However, we watched a clip of David Bednar addressing some general authority group talking about the demographic that most frequently leaves the church and he made a statement to the effect that if teenagers (the aforementioned group) leave the church it’s because of inadequate gospel teaching and living in the home. To me, this was nothing more than a serving of guilt-pie. But the kind that I’ve grown accustomed to ignoring.
But then I looked at my wife sitting next to me as she tried unsuccessfully to hold back tears of pain as she wrote a note to herself: “We said family prayer. We went to church. We did family home evening. We did weekly service projects during the summer and holiday season. We read scriptures, and my son left the church. WHAT ELSE CAN I DO? We taught him to think for himself. We taught him to ask questions and not accept easy answers to difficult questions. I taught him to use his agency. I would NEVER change that. Does he make choices that are different than the ones I might have chosen? Yes. But does that make those choices wrong? NO.”

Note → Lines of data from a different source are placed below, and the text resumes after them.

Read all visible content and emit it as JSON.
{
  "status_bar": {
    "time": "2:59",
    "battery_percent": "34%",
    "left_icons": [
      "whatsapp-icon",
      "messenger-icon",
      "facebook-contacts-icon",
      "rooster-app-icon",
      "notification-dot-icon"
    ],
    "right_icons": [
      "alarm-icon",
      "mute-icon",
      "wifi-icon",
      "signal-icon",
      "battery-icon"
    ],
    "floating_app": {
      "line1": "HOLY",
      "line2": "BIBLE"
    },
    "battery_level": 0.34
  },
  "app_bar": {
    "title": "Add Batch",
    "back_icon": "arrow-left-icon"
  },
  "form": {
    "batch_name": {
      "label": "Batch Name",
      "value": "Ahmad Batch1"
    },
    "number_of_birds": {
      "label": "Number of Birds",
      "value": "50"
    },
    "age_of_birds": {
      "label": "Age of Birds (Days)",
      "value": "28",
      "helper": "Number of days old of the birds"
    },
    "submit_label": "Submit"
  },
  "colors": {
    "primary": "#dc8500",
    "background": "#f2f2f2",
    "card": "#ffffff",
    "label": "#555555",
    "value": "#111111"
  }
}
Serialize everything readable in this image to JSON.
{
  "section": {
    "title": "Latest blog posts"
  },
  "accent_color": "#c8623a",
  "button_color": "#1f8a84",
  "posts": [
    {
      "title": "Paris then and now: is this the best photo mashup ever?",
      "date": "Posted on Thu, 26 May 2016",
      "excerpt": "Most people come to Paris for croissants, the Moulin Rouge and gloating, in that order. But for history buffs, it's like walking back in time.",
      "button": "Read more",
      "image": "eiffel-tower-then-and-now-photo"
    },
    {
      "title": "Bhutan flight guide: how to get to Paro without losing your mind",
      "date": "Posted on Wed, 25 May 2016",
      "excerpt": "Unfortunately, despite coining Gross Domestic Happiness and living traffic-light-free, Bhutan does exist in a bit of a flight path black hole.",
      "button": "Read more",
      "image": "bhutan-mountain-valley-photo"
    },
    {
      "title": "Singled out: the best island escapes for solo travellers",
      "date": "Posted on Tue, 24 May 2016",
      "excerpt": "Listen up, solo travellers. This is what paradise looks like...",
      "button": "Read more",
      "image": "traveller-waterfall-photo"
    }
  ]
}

Looking at my beloved suffer was more than I could bear, so I raised my hand.
I called Bednar’s statement “a steaming heap of guilt crap served up to parents who don’t know what to do with what is already on their plates.” I stated that I’m willing to grant Bednar good intentions, but sometimes hurtful statements are just hurtful statements. I said some other things, but in my emotional excitement, I don’t remember them.
The member of the stake presidency who was teaching the lesson tried to shut me down…maybe I was misinterpreting…maybe I misheard…maybe…
And then the craziest thing happened. As the brother from the stake was trying to close down what I was saying, someone else interrupted him and said, “Jon’s right. That’s what he [Bednar] said, and it’s garbage. God lost 1/3 of his kids, does that mean he wasn’t teaching and living the gospel well enough?”
Then the floodgates opened. Parents weeping. People that NEVER agree with me came up and touched me in a display of fellowship, with tears in their eyes, saying “if you haven’t lived it, you just don’t know.” Mothers saying that “the burden of guilt on top of everything else was too much weight to carry.” People saying that “we have to let go and let God be there.” “We need to trust in the savior and trust that God’s view is broader than man’s.” “We raise our children as best we can, then we let them go, loving them, giving them a place to return to that is safe should they need it, and letting them walk their own straight and narrow path, a path we all walk alone, with only the light of goodness and grace to lead us home.”
I cannot adequately state the feelings and power in that room. A group of saints took ownership of their faith for a moment. It was not a rejection of the teacher or Bednar so much as it was staking an individual claim to the grace of God.